I also grow quite a few different penstemon species. Most bloom at the end of iris season or shortly afterwards and their flowers last maybe a month or so. Some penstemon species bloom longer. Red ones are pollinated by hummingbirds, although I have seen hummingbirds enjoying the violet ones too.

Most of the other plants in my garden look their best in early summer, and the garden tends to ramp down as the year progresses. My favorite autumn-blooming plants are the hylotelephiums, such as ‘Autumn Joy’ and its ilk. I need to remind myself to get more of these. I have only a few in one spot, but could enjoy them in lots of other places.

One of the consequences of not doing advance planning is that you can end up with “holes” – periods of time when there’s not much in bloom and the garden seems on hold. One solution is to stay alert for this; and when the lull comes around, go visit friends’ gardens and local nurseries and see what looks good. Even if you don’t buy them right away, you can record which plants could be introduced to fill the gap.
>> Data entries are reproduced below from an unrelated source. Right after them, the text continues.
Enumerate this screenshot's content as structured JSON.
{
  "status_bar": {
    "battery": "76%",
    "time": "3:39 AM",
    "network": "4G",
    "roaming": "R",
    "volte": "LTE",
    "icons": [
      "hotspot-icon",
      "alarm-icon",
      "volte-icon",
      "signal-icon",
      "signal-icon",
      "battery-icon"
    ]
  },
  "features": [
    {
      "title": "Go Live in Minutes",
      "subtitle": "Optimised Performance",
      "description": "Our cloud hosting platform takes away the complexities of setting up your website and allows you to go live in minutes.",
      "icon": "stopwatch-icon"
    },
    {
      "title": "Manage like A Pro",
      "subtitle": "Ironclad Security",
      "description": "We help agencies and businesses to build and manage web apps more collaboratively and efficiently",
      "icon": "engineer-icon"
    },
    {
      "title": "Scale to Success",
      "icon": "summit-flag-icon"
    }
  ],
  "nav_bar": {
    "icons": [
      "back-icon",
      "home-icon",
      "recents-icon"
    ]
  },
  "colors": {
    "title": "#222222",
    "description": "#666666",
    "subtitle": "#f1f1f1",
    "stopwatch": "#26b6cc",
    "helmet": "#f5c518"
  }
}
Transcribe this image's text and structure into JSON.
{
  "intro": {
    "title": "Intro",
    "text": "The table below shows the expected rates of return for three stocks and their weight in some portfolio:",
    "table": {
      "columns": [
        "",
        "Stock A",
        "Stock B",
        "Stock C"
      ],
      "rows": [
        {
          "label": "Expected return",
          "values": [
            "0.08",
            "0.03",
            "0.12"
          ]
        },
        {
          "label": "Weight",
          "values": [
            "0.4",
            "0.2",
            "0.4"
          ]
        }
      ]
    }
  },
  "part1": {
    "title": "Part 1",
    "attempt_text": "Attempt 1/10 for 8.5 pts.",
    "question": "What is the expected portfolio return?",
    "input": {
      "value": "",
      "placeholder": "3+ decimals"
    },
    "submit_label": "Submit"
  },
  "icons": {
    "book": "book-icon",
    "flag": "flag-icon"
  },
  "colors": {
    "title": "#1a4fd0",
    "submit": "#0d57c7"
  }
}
I don’t put a lot of effort into finding plants that bloom in autumn. Summers here are hot and dry, and everything gets stressed. By the end of the season, both garden and gardener are looking ahead to the peace of winter, rather than seeking to recreate the exuberance of spring and early summer. I do, however, love the autumn crocuses (Crocus speciosus), which pop up suddenly after a rain and give a final burst of color as the gardening year winds down.

With a little experimentation and some time, it is possible to have a garden that is mostly irises but still holds interest and looks nice year round. Even iris nuts deserve a pleasant outdoor space!

No comments:

Post a Comment